(What to produce):
Which lines of the records contain the word "Távolságváltozás"? Copy each one.
<<<<
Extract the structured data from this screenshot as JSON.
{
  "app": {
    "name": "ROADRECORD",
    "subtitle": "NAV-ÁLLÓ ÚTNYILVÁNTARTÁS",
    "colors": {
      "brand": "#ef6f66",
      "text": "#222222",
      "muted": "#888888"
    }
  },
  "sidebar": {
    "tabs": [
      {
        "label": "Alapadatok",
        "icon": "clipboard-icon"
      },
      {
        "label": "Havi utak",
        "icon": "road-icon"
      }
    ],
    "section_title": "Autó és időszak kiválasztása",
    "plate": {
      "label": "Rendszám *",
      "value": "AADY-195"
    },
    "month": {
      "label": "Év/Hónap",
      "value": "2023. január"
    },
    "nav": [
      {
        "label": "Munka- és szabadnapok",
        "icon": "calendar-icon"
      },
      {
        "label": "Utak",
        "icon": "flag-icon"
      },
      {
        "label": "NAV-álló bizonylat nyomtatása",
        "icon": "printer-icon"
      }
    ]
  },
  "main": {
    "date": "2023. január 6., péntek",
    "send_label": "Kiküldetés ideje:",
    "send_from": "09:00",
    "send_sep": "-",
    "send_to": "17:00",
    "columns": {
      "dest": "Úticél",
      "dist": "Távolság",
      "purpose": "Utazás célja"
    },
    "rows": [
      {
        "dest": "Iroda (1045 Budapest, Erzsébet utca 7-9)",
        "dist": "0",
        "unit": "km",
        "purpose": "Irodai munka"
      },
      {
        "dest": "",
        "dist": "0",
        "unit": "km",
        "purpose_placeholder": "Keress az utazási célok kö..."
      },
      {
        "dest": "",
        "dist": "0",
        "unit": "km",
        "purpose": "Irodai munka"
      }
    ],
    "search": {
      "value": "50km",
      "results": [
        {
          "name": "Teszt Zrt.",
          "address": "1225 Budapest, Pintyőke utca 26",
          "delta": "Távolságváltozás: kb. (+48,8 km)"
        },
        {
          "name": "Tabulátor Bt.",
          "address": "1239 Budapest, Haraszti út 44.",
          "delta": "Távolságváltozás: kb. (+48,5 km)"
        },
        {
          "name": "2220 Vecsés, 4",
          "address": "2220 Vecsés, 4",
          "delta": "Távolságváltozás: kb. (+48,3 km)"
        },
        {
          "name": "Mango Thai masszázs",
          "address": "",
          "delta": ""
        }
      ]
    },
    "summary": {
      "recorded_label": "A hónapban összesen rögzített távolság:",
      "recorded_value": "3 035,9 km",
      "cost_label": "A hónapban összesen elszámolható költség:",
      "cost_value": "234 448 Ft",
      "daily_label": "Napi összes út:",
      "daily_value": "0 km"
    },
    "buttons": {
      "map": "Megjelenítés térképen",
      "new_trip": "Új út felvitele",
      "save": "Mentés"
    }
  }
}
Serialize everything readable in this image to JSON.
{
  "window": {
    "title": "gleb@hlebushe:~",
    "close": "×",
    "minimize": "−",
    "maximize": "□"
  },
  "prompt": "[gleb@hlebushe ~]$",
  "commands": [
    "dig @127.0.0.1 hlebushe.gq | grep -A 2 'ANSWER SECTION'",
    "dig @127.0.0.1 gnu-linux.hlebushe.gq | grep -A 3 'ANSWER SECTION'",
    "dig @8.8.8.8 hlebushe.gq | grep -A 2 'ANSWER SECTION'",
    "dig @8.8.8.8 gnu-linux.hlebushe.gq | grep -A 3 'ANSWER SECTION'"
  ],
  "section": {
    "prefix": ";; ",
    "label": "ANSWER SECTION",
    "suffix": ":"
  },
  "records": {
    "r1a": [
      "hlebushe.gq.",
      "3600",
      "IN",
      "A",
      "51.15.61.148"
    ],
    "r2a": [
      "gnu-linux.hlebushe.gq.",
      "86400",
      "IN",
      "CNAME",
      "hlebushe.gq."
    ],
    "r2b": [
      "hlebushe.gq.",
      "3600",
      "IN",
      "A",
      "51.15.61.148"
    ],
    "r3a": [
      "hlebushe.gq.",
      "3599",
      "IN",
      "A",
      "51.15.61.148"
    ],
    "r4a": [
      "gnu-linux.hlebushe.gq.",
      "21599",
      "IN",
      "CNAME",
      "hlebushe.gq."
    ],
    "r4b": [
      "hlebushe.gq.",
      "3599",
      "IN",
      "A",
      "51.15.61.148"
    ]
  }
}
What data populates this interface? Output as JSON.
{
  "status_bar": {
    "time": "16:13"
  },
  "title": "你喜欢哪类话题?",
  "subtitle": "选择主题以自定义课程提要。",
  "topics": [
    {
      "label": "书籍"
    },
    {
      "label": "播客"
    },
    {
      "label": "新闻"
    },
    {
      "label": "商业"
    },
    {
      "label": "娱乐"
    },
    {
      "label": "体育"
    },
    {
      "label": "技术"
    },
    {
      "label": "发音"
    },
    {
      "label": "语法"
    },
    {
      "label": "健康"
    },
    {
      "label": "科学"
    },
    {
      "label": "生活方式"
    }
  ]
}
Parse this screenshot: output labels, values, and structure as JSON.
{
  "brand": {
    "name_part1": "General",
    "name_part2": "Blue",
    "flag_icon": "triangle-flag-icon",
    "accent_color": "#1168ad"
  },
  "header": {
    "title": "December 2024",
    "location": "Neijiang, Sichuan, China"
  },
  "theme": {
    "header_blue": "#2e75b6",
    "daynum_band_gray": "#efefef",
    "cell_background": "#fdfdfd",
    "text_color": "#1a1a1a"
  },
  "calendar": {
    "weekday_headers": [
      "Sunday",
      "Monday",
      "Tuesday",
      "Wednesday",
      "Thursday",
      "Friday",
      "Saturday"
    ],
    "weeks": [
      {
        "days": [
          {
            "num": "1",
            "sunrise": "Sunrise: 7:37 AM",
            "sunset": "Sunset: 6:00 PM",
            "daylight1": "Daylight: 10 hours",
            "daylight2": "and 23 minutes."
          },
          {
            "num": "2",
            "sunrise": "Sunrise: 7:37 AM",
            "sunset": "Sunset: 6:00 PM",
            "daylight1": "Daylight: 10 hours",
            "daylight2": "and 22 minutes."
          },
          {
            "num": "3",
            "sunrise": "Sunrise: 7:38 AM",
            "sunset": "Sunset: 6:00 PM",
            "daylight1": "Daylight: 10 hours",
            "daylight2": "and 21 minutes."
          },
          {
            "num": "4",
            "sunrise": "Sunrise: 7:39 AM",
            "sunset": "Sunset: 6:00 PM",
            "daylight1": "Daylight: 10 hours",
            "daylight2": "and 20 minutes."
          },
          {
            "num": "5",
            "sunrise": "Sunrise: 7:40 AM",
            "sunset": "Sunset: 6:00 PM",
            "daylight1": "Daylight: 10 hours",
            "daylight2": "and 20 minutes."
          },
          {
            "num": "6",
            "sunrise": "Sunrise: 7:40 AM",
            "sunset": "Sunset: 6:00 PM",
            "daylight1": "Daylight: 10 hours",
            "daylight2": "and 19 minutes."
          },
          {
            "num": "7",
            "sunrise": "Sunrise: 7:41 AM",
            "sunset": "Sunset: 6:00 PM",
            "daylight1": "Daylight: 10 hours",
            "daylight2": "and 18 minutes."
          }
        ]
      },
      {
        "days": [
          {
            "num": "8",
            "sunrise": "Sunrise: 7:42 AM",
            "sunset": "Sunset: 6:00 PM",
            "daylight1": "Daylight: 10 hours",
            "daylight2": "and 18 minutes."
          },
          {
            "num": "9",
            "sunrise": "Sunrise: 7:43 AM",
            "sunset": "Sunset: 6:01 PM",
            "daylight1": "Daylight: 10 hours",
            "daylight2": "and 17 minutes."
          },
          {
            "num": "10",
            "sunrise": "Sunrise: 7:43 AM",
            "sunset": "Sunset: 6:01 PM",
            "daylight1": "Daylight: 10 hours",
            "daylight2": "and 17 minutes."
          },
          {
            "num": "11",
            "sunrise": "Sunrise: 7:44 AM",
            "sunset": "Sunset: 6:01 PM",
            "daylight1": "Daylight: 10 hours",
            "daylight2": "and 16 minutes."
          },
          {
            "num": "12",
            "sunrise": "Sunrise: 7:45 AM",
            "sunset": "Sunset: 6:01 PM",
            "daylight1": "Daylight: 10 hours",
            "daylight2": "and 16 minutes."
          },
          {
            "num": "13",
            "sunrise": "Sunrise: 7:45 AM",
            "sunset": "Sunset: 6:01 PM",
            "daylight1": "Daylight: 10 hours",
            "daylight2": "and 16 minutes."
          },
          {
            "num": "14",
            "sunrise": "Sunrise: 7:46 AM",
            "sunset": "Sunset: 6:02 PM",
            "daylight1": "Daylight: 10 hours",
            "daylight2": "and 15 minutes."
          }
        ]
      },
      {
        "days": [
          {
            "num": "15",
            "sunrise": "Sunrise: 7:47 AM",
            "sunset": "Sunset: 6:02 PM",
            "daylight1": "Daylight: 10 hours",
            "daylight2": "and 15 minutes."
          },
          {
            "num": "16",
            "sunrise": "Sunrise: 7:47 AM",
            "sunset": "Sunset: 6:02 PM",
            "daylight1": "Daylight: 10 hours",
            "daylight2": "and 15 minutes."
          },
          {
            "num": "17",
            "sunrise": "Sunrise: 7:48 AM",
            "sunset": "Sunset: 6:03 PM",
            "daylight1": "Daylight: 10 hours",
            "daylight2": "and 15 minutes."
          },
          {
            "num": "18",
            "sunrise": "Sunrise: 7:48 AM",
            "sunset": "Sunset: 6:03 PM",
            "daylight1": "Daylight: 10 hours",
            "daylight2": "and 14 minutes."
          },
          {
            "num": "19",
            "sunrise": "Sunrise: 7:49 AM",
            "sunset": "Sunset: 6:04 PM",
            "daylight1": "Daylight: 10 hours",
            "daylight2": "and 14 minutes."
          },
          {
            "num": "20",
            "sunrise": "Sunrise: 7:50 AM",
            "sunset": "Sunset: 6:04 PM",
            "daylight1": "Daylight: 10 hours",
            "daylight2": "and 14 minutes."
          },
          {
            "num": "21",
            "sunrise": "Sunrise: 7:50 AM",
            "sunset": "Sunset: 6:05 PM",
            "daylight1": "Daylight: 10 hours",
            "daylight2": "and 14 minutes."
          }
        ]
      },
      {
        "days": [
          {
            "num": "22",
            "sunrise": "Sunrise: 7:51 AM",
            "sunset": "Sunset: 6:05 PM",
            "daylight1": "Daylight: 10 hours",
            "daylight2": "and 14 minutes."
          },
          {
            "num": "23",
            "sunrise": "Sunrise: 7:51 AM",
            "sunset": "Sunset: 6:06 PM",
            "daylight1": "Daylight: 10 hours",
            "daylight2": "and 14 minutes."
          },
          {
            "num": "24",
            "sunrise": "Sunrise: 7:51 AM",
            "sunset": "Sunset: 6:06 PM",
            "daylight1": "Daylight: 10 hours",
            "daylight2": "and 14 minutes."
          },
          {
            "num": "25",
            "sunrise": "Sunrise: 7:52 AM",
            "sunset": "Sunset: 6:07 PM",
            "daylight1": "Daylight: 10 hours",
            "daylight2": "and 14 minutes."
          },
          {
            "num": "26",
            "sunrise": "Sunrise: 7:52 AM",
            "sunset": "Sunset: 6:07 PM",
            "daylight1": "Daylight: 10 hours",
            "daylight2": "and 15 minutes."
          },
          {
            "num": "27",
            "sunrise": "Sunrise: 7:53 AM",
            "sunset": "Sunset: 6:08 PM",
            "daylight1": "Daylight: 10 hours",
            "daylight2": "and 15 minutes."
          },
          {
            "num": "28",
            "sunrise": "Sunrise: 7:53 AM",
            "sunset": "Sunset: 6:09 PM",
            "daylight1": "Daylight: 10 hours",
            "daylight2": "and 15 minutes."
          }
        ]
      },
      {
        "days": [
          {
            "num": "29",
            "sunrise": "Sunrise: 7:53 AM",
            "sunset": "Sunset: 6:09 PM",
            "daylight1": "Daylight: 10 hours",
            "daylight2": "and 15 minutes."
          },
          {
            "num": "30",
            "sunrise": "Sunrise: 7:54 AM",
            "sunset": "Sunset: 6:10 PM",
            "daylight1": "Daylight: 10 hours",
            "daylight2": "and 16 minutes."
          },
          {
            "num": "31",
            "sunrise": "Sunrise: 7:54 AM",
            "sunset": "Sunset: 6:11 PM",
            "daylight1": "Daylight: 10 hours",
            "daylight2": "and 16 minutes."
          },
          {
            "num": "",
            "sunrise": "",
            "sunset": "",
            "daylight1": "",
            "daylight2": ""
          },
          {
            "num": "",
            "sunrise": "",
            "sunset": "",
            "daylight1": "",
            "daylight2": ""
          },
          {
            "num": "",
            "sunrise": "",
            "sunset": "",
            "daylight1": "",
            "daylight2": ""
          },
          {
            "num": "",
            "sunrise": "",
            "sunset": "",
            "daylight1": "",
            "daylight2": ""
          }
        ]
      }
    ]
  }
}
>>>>
(Reply to the task):
          "delta": "Távolságváltozás: kb. (+48,8 km)"
          "delta": "Távolságváltozás: kb. (+48,5 km)"
          "delta": "Távolságváltozás: kb. (+48,3 km)"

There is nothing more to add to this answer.